The scanning electron microscope is a powerful nanocharacterisation tool for a variety of materials including semiconductors and metals. Less known for its diffraction abilities than its transmission counterpart, scanning electron microscopy (SEM)can be used in a number of diffraction modalities to provide information on crystal imperfections at the nanoscale level. This comes with the added benefit of SEM requiring minimal sample preparation. Models for diffraction in the SEM are still being developed and improved, hence in this work I explore the physics and implementations of such models. I focus on the two main branches of SEM diffraction techniques:incident beam channelling, or diffraction in, powerful when it comes to resolving individual dislocations close to the surface; and back(/forward)scattering diffraction,or diffraction out, which provides a variety of information about grain distribution,orientation and strain. Both of these diffraction modalities involve the same physical processes, so it makes sense to use the same models, namely dynamical scattering in the column approximation. I use the two beam Bloch waves approach for electron channelling contrast imaging (ECCI) of threading dislocations (TDs) normal to the surface in wurtzite group-III nitride materials. I also introduce and use the notion of ECC-strain to study crystal features and to predict the behaviour of TDs contrast.For the electron back(/forward)scatter modality, I show the first application of the new energy-weighted dynamical scattering capabilities of EMsoft to study the novel transmission mode (TKD) of the SEM.

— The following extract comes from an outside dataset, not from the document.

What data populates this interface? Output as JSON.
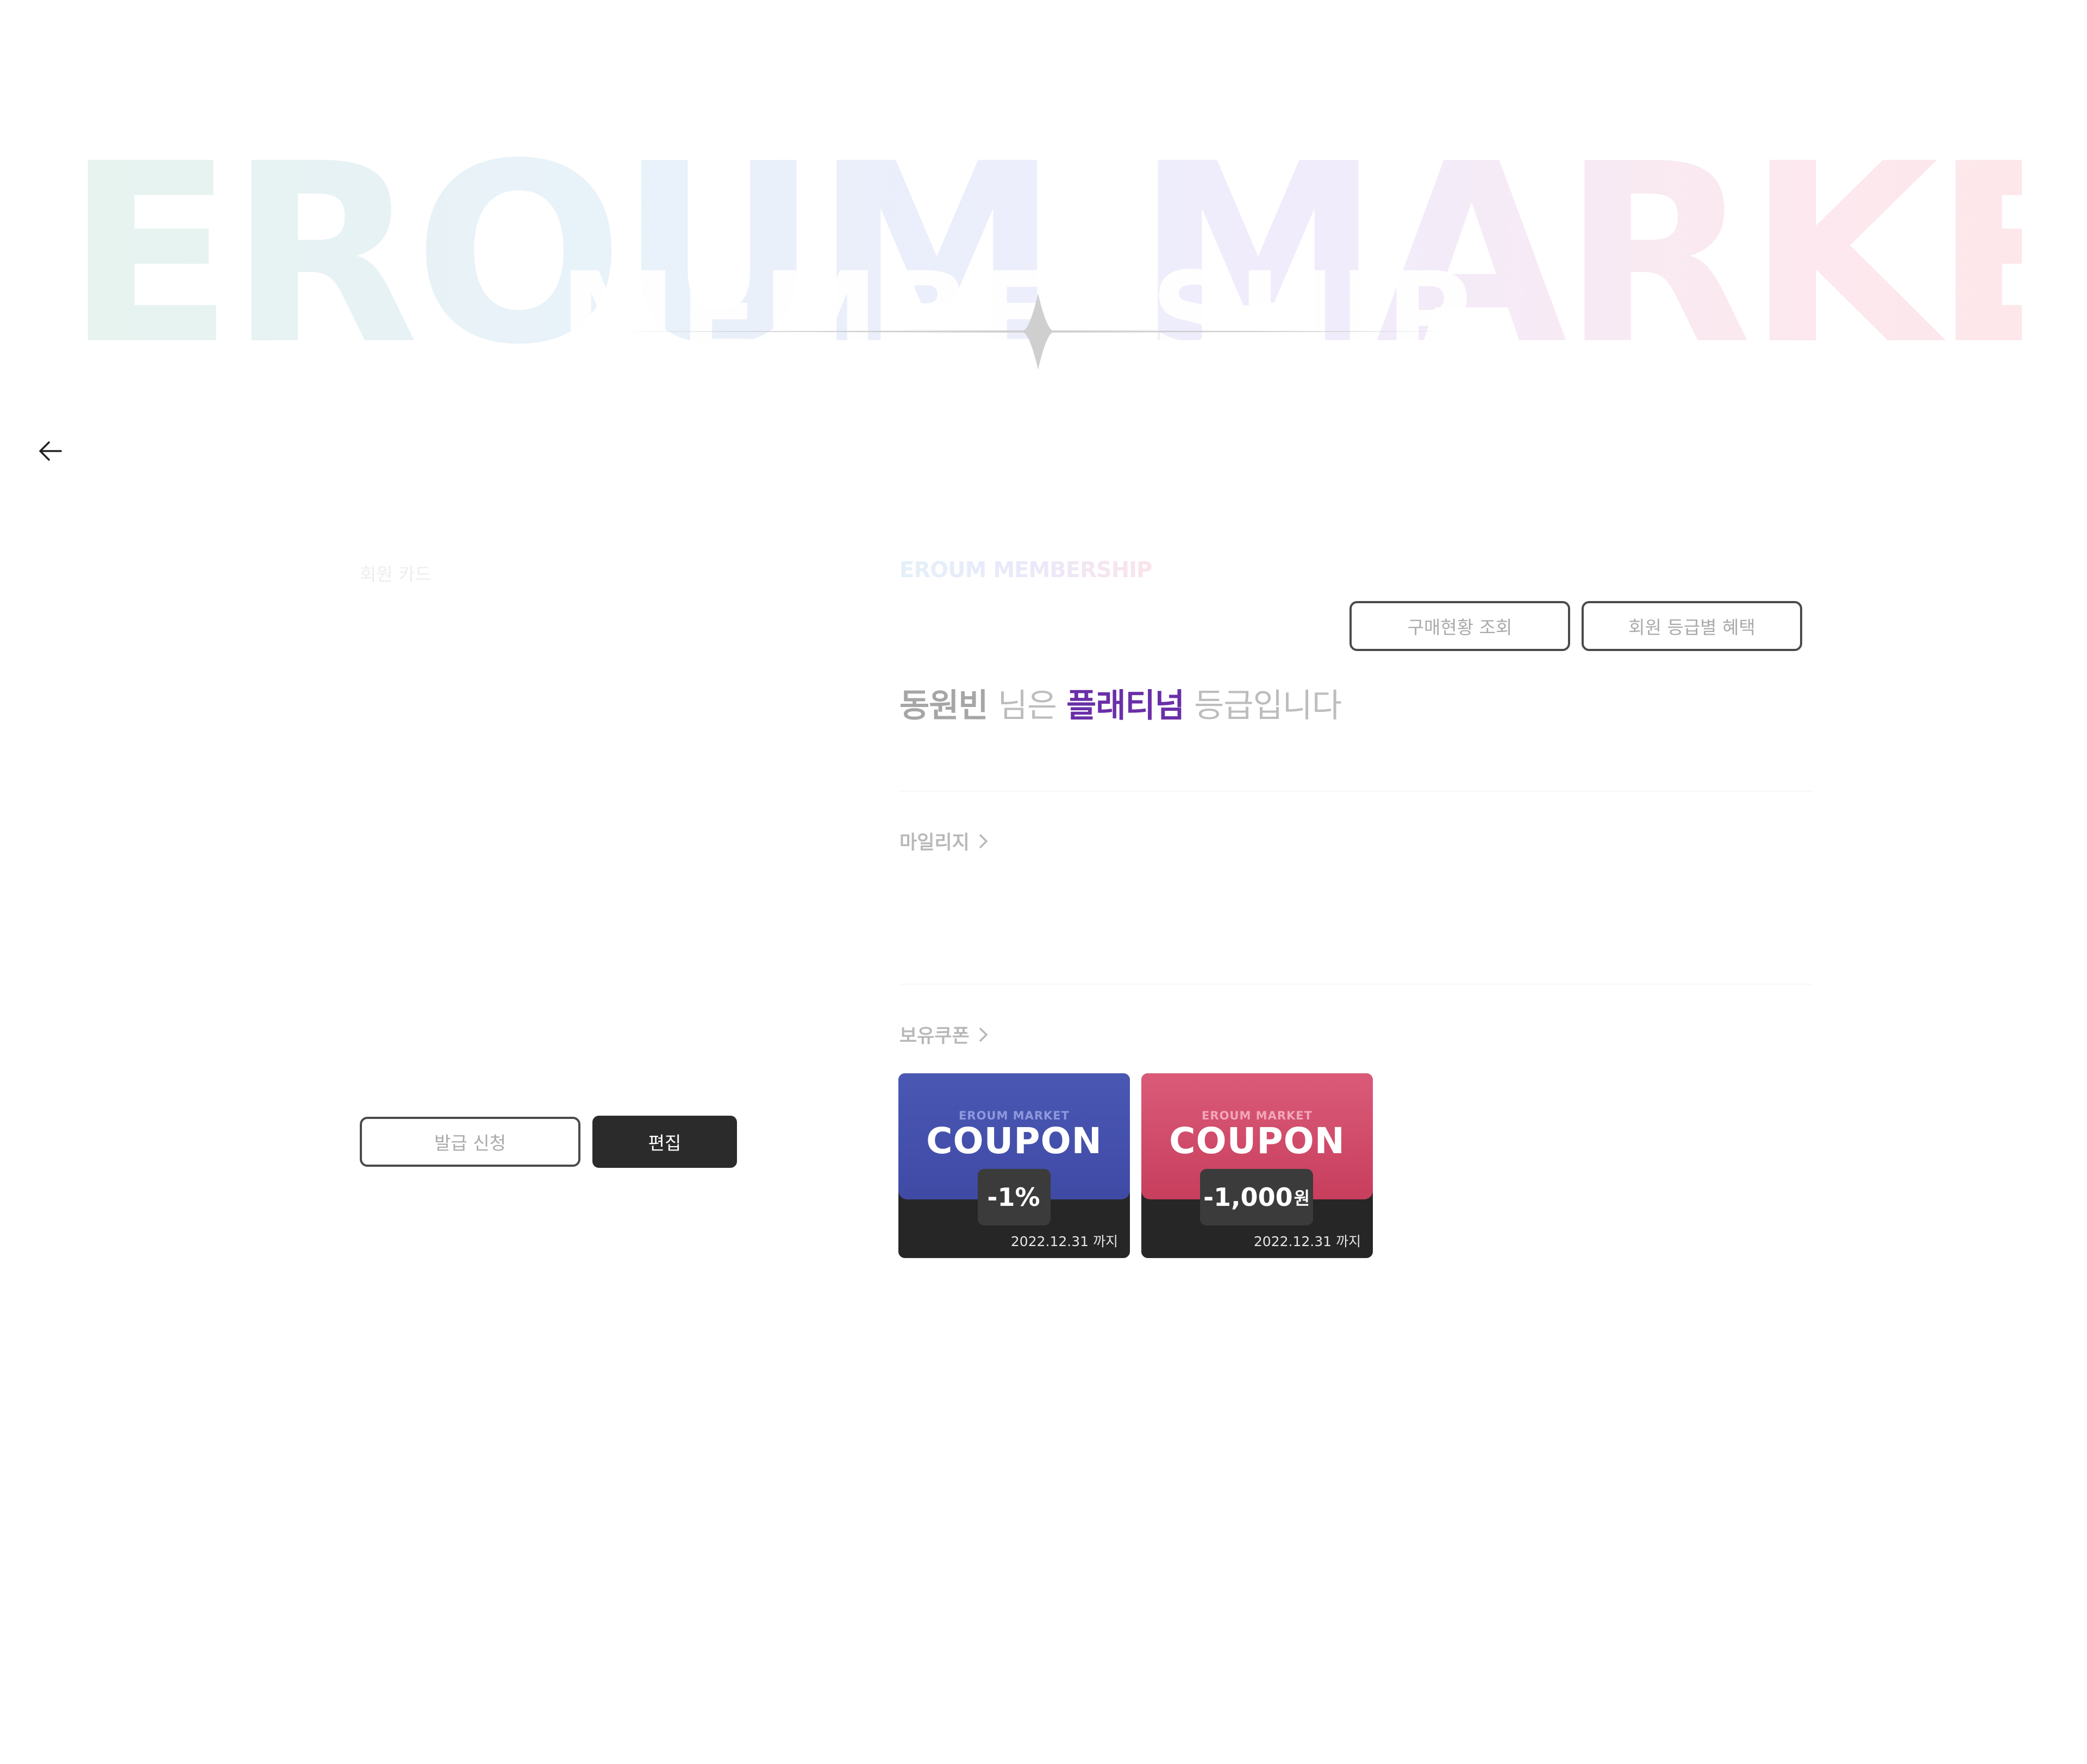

|Date of Award||31 Oct 2019|
- University Of Strathclyde
|Sponsors||EPSRC (Engineering and Physical Sciences Research Council)|

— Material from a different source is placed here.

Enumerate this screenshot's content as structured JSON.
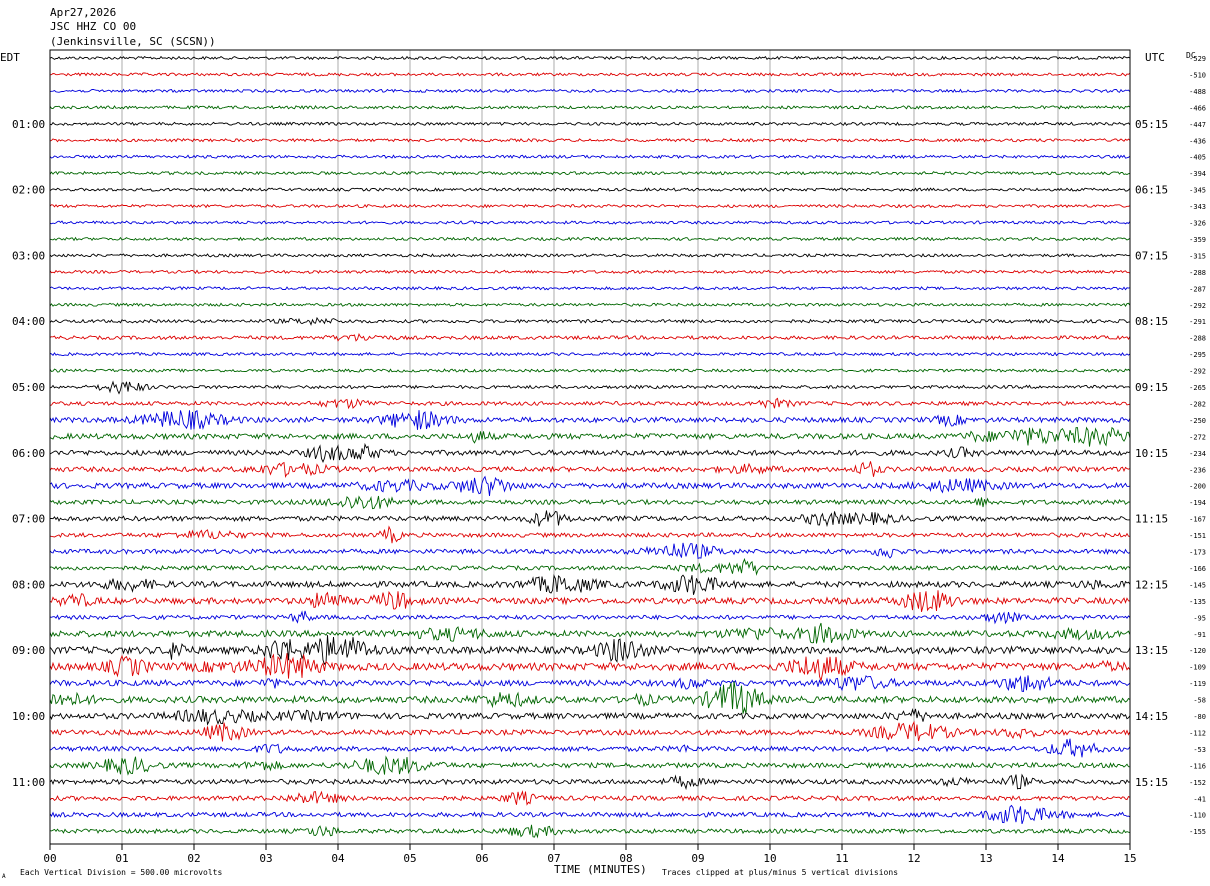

|Supervisor||Carol Trager-Cowan (Supervisor) & Ben Hourahine (Supervisor)|